Two other points raise questions for further study. Admission temperature in the patients with more severe strokes, ie TACS, was not higher than in patients with milder strokes, as might have been expected. Perhaps, by analogy with other serious acute illness, the temperature in severe stroke may reflect severe illness . Secondly, why do patients with a poor outcome have a marginally higher (but still normothermic) admission temperature, and while severe stroke is associated with poor outcome, severe stroke is not associated with admission temperature? This might be explained at least in part by a possible cascade of events suggested in experimental data. Increased temperature opens the blood–brain barrier  which, in acute ischemia, would lead to increased extracellular oedema, more infarct swelling, more restricted capillary flow in the ischemic tissue, less chance of reperfusion, all contributing to increasing ischemic damage, swelling and leading to a larger infarct around 48 hours , consolidating the potential for tissue damage that was suggested by the severe stroke symptoms at presentation, and consequently leading to the poor outcome at 90 days. Longer duration of temperature monitoring should be considered in future research to improve understanding of temperature profiles after stroke.
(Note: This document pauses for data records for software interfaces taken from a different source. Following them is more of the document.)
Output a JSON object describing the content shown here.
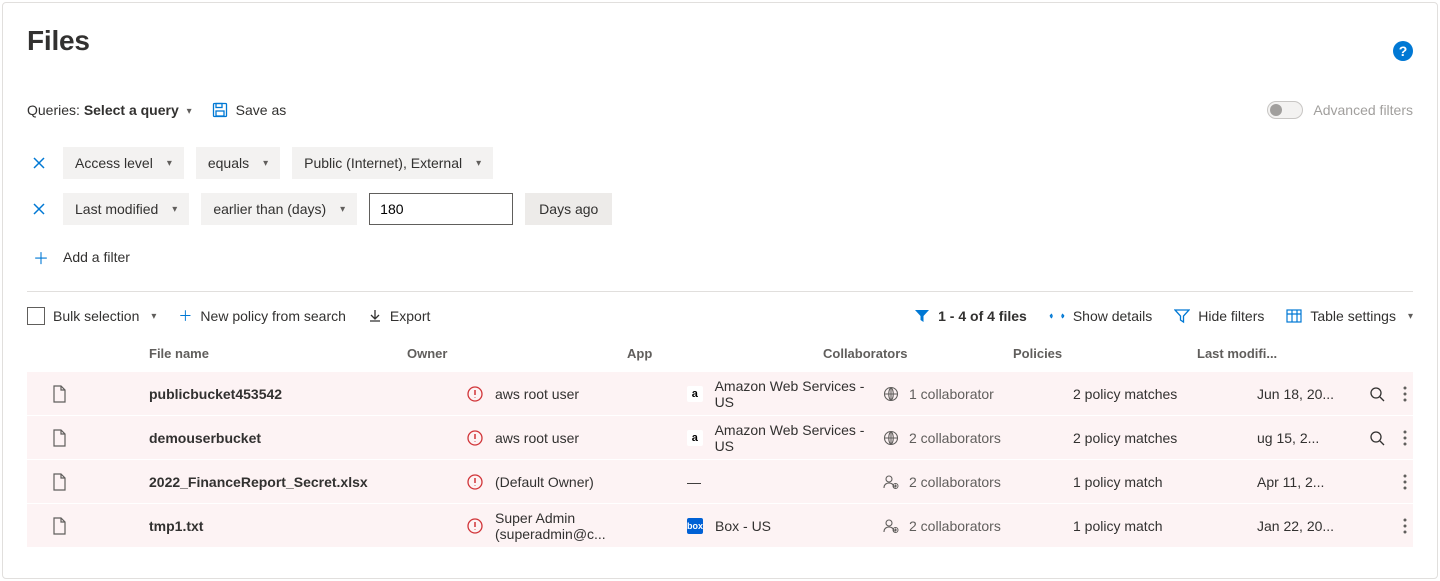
{
  "header": {
    "title": "Files"
  },
  "queryBar": {
    "queriesLabel": "Queries:",
    "selectQuery": "Select a query",
    "saveAs": "Save as",
    "advancedFilters": "Advanced filters"
  },
  "filters": [
    {
      "field": "Access level",
      "operator": "equals",
      "value": "Public (Internet), External"
    },
    {
      "field": "Last modified",
      "operator": "earlier than (days)",
      "input": "180",
      "suffix": "Days ago"
    }
  ],
  "addFilter": "Add a filter",
  "toolbar": {
    "bulkSelection": "Bulk selection",
    "newPolicy": "New policy from search",
    "export": "Export",
    "rangeInfo": "1 - 4 of 4 files",
    "showDetails": "Show details",
    "hideFilters": "Hide filters",
    "tableSettings": "Table settings"
  },
  "columns": {
    "name": "File name",
    "owner": "Owner",
    "app": "App",
    "collaborators": "Collaborators",
    "policies": "Policies",
    "modified": "Last modifi..."
  },
  "rows": [
    {
      "name": "publicbucket453542",
      "owner": "aws root user",
      "app": "Amazon Web Services - US",
      "appLogo": "aws",
      "collabIcon": "globe",
      "collaborators": "1 collaborator",
      "policies": "2 policy matches",
      "modified": "Jun 18, 20...",
      "searchable": true
    },
    {
      "name": "demouserbucket",
      "owner": "aws root user",
      "app": "Amazon Web Services - US",
      "appLogo": "aws",
      "collabIcon": "globe",
      "collaborators": "2 collaborators",
      "policies": "2 policy matches",
      "modified": "ug 15, 2...",
      "searchable": true
    },
    {
      "name": "2022_FinanceReport_Secret.xlsx",
      "owner": "(Default Owner)",
      "app": "—",
      "appLogo": "none",
      "collabIcon": "person",
      "collaborators": "2 collaborators",
      "policies": "1 policy match",
      "modified": "Apr 11, 2...",
      "searchable": false
    },
    {
      "name": "tmp1.txt",
      "owner": "Super Admin (superadmin@c...",
      "app": "Box - US",
      "appLogo": "box",
      "collabIcon": "person",
      "collaborators": "2 collaborators",
      "policies": "1 policy match",
      "modified": "Jan 22, 20...",
      "searchable": false
    }
  ]
}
This interpretation, if true, raises some implications for therapeutic hypothermia trials. Firstly, and paradoxically, patients may benefit the most from hypothermia if it prevents the tissue cascade outlined above from causing more tissue damage and should certainly not be excluded from trials; thus cooling should be initiated as early as possible and not influenced by the patient’s admission temperature. However cooling may only prevent worsening of damage, not actively salvage tissue that is already at risk, so combinations of therapies to salvage (e.g. thrombolysis) as well as to restrict progressive new damage (e.g. hypothermia, if it works) may be required. Secondly, if the main effect of hypothermia is to reduce blood–brain barrier opening thus preventing the cascade that leads to larger stroke lesions, then hypothermia could still be valuable if started many hours after the stroke when the possibility of salvaging at risk tissue was lost but there was still some “future secondary damage” to prevent. If correct, then hypothermia should reduce subacute infarct oedema and mass effect. Thirdly, if correct, then therapeutic thrombolysis and hypothermia should work synergistically to produce greater benefit than either alone. However hypothermia may also have some disadvantages. In addition to increased risk of secondary infection and the need to manage unpleasant side effects like shivering, lower temperatures might delay thrombus lysis which pyrexia might accelerate. The balance of risk and benefit presented by these possibilities requires testing in future therapeutic trials of hypothermia after stroke.